The turn of the seasons is a great time for revitalization. In Japan, spring equinox is a public holiday, so I’ll have an extra day this weekend to declutter and get ready for spring break – the end of the school year, and when I’ll be able to use up all my leftover holidays.
A good turn depends on good balance. If you are overloaded and try to corner the season, there’s a good chance you’ll flip over into the ditch. I’m going to get rid of some of the stuff that’s holding me back, on several levels.
First, let’s start at the purely physical plane. My writing desk is unusable. It’s covered in fabric, unread books, and mystery odds and ends. It’s got to go, and by next Saturday, I want to have a flat level playing area.
Down in the lower-levels of my psyche, I’ve got a bunch of garbage hanging out there about not being good enough. I don’t know how to get rid of that perfectionist baggage of there being One Best Way to do things (and the insidious whisper that I’m not doing it right). I’ve been fighting it for years – probably since high school at least.
I’ve noticed that a lot of famous people have a clock ticking in their heads. They know that they are not immortal, and therefore, they don’t have time to stop and contemplate. Death haunts them – or maybe it’s more of a friendly presence that spurs them on.
For whatever reason (probably that insidious voice from below), the death clock doesn’t motivate me. Set the timer, let the sands run, and I say, “Fuck you, death! I don’t have to do anything just because you are timing me. You can’t bully me!”
And of course, that does me no good at all, mostly because Death isn’t a bully. It doesn’t care at all. It is a simple fact, and no matter how literary you get, you can’t cheat it, or hide from it, or escape it. It’s not waiting. It just is, and nobody knows when that final beat will pound from our chests. It’s a label for that time when we’ll no longer be able to create.
Living death. There’s another label for our delectation. Savor that in your nostrils for a minute or two, as the stench of stagnation wafts upward. Now there’s some baggage I think I CAN kick out. Why welcome living death into our daily lives? There’s a goal: live for 15 minutes every single day. Work up to eight hours over the course of the next five years. Easy does it. No need to kill ourselves in the process.

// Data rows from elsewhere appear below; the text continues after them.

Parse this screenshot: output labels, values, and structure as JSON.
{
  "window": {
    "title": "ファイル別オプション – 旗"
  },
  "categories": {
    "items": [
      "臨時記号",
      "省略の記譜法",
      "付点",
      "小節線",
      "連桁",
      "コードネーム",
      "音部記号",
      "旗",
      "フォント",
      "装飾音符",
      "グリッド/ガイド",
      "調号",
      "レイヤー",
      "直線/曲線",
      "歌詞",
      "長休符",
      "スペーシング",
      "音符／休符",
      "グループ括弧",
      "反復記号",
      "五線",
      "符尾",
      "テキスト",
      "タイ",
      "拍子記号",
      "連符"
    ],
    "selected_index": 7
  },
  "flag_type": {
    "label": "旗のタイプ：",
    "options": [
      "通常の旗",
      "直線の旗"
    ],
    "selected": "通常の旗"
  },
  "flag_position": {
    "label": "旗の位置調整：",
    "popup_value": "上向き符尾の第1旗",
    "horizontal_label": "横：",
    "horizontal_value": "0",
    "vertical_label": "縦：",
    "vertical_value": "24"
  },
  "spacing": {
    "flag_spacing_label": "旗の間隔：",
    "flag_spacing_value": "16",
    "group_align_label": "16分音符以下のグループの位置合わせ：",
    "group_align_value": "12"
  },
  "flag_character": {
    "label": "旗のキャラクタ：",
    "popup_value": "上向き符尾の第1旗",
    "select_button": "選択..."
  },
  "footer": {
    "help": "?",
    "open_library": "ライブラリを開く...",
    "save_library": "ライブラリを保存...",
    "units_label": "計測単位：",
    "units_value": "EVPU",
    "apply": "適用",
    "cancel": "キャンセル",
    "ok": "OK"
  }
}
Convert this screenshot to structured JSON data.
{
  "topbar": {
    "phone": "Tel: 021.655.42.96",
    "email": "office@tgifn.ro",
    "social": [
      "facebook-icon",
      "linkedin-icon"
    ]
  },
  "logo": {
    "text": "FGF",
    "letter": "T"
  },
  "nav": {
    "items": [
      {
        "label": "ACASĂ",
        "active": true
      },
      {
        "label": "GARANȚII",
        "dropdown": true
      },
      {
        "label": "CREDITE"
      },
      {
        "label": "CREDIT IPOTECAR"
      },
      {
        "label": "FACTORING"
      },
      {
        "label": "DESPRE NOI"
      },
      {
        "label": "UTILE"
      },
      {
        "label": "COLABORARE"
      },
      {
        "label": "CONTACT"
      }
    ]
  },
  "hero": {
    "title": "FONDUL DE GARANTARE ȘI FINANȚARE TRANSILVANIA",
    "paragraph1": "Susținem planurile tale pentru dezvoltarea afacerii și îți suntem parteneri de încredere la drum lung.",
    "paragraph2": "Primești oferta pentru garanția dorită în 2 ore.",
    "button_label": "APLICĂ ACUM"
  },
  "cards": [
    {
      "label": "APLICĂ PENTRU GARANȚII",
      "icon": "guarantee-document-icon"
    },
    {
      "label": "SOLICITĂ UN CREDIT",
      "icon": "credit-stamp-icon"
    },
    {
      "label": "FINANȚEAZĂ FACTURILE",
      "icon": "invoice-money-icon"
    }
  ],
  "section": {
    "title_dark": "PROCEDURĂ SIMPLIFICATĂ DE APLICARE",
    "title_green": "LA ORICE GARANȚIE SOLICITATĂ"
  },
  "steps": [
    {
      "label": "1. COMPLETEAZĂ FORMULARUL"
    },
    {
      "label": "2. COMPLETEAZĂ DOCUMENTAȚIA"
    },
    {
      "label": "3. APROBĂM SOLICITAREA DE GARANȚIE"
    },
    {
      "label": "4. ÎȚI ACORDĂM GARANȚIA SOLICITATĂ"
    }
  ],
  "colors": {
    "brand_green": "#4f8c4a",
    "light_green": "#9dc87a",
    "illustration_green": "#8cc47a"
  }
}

Finally, let me glance upwards at the glittering ideas in the firmament. So many great thoughts and dreams, all vying for a little attention and love. I can’t choose. What if I pack the wrong things away?
(Yes, yes, I know. I’m spending too much time in the attic, sorting and sifting, and not enough time bringing my treasures down to my worktable, and crafting and polishing them, one at a time. It can take a long time to pull a dream back out of a box – does that mean it’s the wrong dream to work on? Shouldn’t it be easier than this? I wish it were easier than this. There, now I’ve wished upon a star. Let me put it back up in the attic, and choose one project to bring down for this week – no, for tonight. Tomorrow is another day, and another choice.)
And that’s how my spring cleaning is going. It got a little dark . . . . At least the days themselves are getting brighter and longer. We’ll see what happens. And to end on a happy note, cleaning my desk by next Saturday doesn’t seem like such a huge challenge anymore. I’ll report back with the good news next Saturday!